#### [Source records]

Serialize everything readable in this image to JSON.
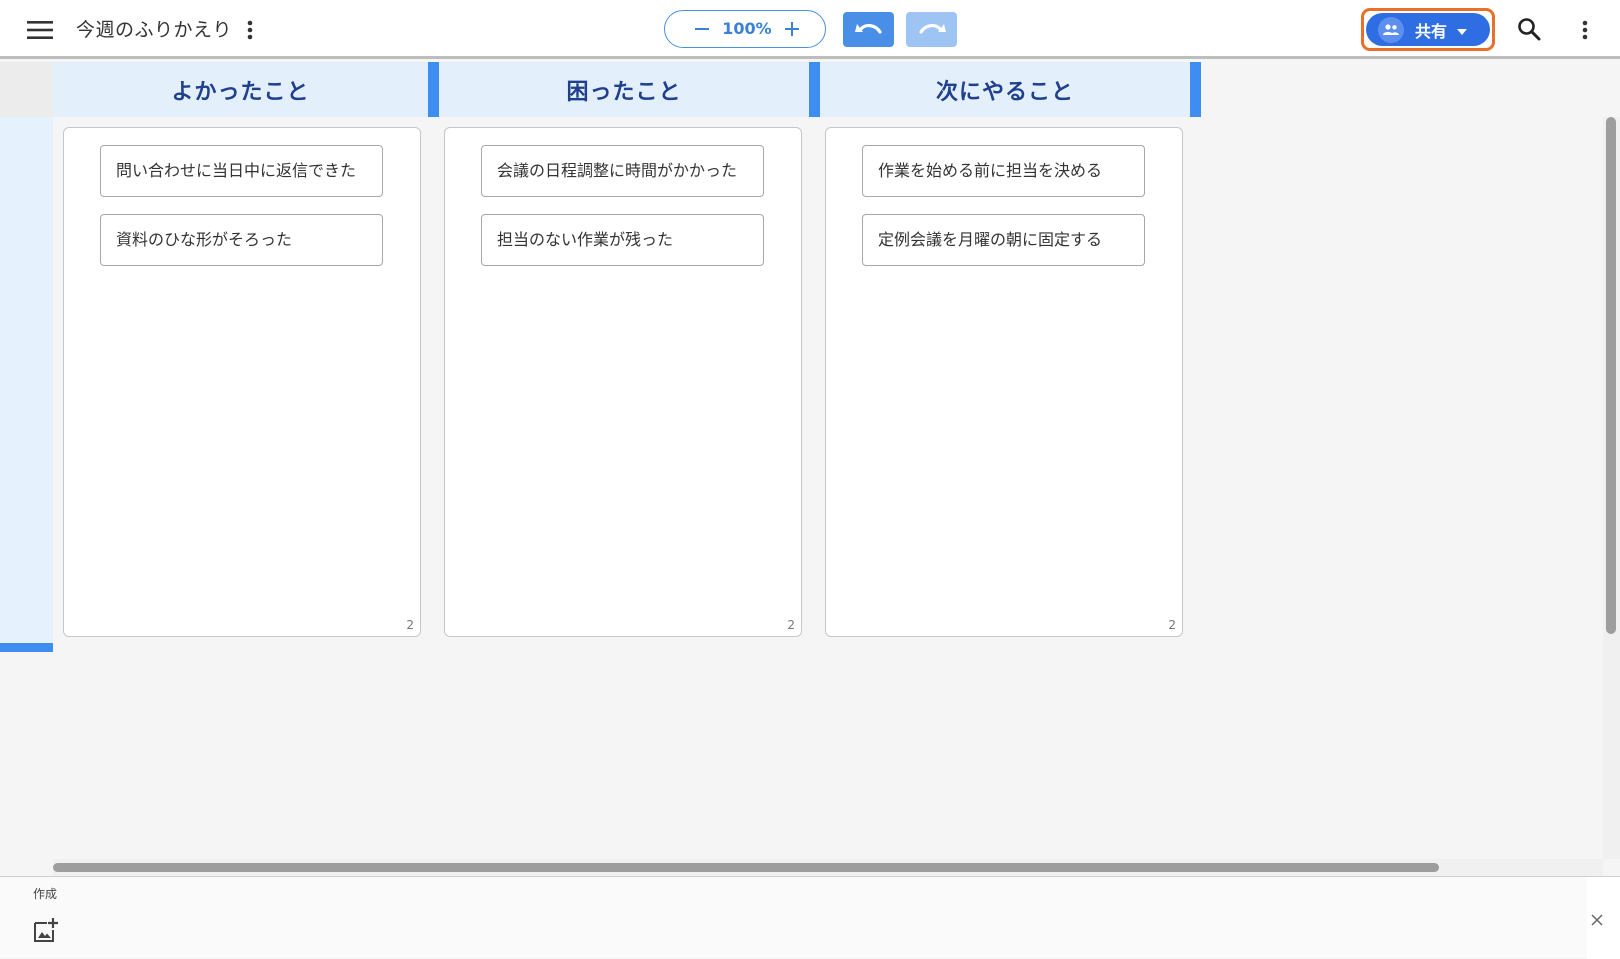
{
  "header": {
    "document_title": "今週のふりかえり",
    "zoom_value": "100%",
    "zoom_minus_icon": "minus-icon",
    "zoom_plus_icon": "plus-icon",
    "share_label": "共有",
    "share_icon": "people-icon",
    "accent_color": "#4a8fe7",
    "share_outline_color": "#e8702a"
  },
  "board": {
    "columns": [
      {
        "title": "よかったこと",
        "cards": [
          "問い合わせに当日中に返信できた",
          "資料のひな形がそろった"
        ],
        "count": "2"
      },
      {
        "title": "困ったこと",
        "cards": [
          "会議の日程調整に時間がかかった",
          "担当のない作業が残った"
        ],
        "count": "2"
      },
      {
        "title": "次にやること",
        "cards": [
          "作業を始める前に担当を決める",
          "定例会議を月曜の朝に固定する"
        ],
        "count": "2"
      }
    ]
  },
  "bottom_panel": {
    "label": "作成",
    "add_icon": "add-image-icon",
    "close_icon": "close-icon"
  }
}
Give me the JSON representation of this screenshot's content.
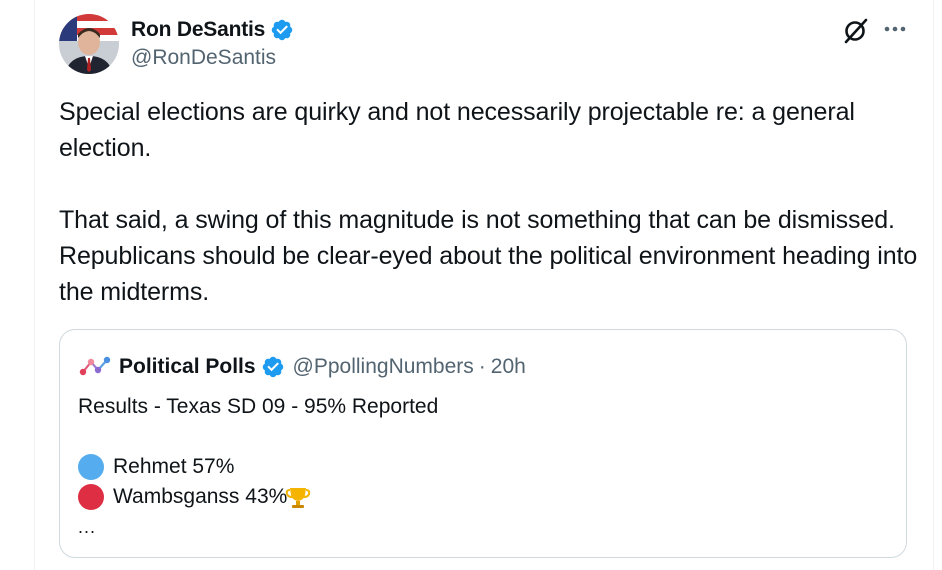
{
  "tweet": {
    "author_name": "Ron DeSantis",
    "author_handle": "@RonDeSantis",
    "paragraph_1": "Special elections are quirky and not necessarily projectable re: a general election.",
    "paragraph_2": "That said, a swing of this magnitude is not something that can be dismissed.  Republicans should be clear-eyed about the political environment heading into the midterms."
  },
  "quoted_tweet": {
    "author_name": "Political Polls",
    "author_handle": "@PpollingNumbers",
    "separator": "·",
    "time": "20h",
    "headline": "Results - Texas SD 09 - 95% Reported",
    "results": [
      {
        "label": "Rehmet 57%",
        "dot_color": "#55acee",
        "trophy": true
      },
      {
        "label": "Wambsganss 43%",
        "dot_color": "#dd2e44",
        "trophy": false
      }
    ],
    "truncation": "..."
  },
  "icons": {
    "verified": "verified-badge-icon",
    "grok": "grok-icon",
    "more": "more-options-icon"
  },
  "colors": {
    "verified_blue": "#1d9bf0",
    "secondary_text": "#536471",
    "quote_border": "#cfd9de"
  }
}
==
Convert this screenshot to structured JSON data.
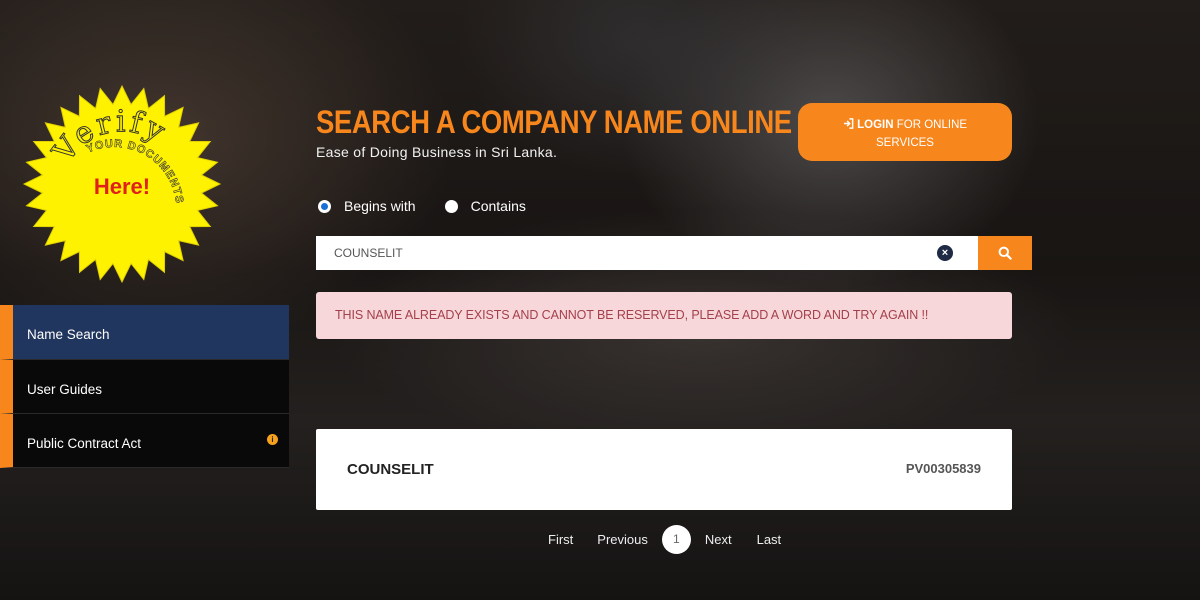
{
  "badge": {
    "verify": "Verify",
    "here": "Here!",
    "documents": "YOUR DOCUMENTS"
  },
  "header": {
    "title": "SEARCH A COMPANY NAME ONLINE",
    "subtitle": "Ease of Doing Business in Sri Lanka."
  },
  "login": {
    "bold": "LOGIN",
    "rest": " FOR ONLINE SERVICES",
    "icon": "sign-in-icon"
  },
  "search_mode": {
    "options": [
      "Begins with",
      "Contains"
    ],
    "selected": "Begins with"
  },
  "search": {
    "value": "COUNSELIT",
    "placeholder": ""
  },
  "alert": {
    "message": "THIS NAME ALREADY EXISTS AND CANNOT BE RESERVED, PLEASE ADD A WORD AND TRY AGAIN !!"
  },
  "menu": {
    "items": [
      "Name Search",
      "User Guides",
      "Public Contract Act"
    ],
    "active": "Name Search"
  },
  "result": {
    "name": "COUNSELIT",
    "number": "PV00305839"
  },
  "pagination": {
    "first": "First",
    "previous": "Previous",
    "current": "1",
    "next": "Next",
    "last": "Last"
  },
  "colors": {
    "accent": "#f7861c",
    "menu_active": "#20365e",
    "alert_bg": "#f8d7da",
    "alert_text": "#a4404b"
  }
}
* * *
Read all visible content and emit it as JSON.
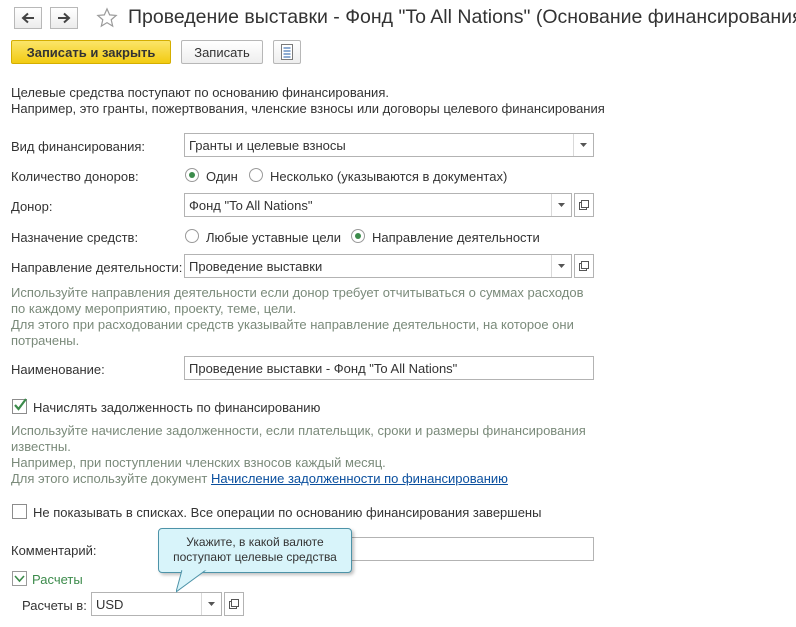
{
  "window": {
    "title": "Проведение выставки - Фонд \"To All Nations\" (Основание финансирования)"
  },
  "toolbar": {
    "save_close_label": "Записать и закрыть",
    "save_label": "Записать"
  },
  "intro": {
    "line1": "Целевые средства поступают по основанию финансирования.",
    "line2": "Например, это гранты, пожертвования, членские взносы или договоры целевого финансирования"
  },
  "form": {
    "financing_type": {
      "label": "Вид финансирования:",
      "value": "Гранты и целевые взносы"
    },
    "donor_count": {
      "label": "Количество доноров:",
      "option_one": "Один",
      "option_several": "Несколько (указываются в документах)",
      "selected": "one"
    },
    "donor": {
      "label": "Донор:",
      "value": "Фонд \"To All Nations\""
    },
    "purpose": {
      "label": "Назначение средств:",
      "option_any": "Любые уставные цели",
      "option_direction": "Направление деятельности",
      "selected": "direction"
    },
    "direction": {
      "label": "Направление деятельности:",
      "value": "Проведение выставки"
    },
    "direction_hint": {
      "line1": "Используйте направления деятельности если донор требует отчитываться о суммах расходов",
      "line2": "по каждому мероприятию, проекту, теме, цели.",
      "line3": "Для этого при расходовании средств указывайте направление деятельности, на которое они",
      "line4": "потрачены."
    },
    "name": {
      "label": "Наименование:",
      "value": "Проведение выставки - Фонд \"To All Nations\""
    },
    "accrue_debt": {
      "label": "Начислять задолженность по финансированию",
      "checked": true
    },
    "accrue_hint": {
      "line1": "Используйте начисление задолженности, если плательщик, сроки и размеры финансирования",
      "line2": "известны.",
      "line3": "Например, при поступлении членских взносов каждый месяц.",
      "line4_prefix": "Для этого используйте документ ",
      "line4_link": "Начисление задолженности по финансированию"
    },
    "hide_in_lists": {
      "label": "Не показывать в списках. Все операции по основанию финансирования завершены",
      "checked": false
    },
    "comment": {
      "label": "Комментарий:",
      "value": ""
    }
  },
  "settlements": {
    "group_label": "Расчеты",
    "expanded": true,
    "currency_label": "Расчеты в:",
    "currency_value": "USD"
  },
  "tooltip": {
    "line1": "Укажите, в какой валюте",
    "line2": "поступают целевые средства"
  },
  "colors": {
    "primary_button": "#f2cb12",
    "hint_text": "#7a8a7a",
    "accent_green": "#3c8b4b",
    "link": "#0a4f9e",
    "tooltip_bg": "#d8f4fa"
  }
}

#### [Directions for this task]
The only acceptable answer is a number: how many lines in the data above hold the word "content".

#### [Task output]
2